Groundwater infiltration through defects such as cracks and poor lateral connections has caused significant economic losses such as the increased volume of wastewater that is in need of treatment by the wastewater refinery plants as well as the complexity of treatment process caused by the contaminated groundwater intrusion to the sewer collection system in urban or industrial areas. It is extremely obligatory to address these infiltration/exfiltration issues, because the losses are not limited to economic detriments and there are a wide range, from issues and risks in the public health to ecosystem and environment treats included.


Point-of-Use carbon-block drinking water filters change gut microbiome of larval zebrafish

Dr. Chia-Chen Wu, Post-Doctoral Fellow, Baker Water Lab, Wayne State University

Faucet-mounted point- of-use (POU) filters are increasingly being used to remove contaminants of concern from drinking water. However, these filters are not certified for removing bacteria in the drinking water. Bacterial colonization occurs in these filters and the bacterial composition changes in the filtered water. The change in the water's bacterial community has unknown affects and implications on human health. In this presentation, we will demonstrate using zebrafish as a model system to explore the effect of an altered water environment on the animal gut microbiome.


Detroit Subsurface Characterization Project: Evaluating VOCs in a variably-saturated, urban landscape

Brendan O'Leary, PhD Candidate, Civil and Environmental Engineering, Wayne State University
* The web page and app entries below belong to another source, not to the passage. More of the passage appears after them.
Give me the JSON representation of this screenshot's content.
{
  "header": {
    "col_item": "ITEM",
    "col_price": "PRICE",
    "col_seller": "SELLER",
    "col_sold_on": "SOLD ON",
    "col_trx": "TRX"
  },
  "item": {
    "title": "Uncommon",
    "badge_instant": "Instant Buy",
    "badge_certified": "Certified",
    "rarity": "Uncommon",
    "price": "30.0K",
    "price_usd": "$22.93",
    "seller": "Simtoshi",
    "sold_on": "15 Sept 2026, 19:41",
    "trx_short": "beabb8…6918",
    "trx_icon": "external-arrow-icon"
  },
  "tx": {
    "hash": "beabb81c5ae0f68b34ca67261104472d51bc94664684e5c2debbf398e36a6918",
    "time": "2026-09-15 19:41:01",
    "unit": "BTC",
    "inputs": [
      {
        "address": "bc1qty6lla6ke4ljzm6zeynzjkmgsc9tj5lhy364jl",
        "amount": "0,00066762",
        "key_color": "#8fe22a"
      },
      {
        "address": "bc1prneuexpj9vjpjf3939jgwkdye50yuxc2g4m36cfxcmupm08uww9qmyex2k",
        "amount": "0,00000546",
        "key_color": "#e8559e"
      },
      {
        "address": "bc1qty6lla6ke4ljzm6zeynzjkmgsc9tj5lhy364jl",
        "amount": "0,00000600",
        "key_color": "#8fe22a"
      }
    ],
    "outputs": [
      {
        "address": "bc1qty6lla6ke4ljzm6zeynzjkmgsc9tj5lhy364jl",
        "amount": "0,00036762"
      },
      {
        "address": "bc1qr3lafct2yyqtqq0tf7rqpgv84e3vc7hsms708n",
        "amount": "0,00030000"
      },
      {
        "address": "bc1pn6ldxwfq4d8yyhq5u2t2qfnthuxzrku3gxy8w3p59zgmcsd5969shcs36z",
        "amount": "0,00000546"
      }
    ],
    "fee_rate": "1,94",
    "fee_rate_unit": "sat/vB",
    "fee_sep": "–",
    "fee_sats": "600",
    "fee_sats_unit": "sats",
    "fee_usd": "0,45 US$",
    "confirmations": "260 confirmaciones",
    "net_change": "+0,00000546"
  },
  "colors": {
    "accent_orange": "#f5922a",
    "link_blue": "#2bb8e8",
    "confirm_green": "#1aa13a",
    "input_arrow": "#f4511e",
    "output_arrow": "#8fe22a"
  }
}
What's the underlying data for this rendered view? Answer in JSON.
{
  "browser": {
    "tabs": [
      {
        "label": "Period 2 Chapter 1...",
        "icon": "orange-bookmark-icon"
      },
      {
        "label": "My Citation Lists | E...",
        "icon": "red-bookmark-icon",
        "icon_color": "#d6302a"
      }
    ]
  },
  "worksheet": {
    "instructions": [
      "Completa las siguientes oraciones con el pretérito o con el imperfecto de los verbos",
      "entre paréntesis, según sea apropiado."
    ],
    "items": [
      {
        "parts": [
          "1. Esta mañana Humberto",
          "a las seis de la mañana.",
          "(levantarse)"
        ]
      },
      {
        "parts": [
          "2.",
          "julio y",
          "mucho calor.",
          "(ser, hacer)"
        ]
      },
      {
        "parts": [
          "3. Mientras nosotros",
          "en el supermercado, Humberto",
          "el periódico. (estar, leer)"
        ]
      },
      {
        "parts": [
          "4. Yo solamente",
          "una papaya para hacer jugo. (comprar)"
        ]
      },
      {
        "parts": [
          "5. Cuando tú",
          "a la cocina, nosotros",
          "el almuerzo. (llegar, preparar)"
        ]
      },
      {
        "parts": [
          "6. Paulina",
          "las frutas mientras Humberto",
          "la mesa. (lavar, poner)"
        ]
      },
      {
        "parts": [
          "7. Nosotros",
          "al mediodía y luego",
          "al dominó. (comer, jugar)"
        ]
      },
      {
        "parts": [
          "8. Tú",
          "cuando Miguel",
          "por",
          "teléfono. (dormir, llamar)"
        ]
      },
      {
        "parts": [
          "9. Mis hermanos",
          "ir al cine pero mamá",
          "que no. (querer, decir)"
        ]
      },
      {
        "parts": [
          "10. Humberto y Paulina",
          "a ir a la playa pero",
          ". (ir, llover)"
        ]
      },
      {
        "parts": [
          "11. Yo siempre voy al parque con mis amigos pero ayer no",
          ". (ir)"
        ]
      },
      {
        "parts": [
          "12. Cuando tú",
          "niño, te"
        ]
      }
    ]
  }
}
Subsurface intrusion into residential communities is considered a pathway with high potential to result in human exposure from locations impacts by VOCs in groundwater.  Urban influences further complicate these pathways, requiring the consideration of anthropogenic variables.


Bacterial Diversity and Potential Sources of Microbial Contamination and Potential Pathogens at Metropolitan Detroit Beaches

Dr. Jeff Ram, Professor, Physiology, Wayne State University

The richness, diversity, and possible sources of ambient bacteria at two Great Lakes beaches in the Detroit Metropolitan area (including Windsor, ONT) were investigated.  While beaches were judged mostly safe for swimming (E. coli levels lower than state- and provincial-mandated criterion levels), bacterial community structure at the two beaches varied seasonally, with significant decreases in alpha diversity and increased relative abundance of Enterobacter (Gammaproteobacteria) at a Windsor beach; whereas, Belle Isle Beach maintained its alpha diversity and dominance by Betaproteobacteria and Actinobacteria throughout the summer; potentially pathogenic genera were present at both beaches at various times.


Developing the Fatberg Game: a framework for implementation

Barb Aylesworth, Program Coordinator, Healthy Urban Waters

This presentation will discuss the implementation for a serious game aimed at enhancing public education on sewer system obstructions in southeast Michigan. WSU researchers collaborated with game art students from another institution and helped create a video game focused on how human behavior can contribute to the growth of a "Fatberg". The use of serious games for education is growing, and some of the challenges and recommendations for researchers looking to pursue similar implementations will be shared. 


Ecological Rehabilitation in the Floodplain: Eliza Howell Park

Fai Foen, Director of Green Infrastructure, The Greening of Detroit

The construction of green stormwater infrastructure at Eliza Howell Park's Infiltration Basin presents the opportunity for landscape scale ecological rehabilitation. Learn about the project development, plant species specification, and community outreach in 3 minutes.


Infectious Diseases and One Health: Understanding the Impact in Michigan

Dr. Paul Kilgore, Associate Professor, Pharmacy, Wayne State University

The State of Michigan has a diverse population and geography that poses potential risks due to infectious diseases.  In Michigan, vector-borne and zoonotic disease surveillance provides indications where risk may be evolving and regional changes in disease rates over time suggests that some conditions are now spreading in Michigan. Future evidence-based interventions to reduce the impact of these conditions require urgent, trans-disciplinary research collaborations now.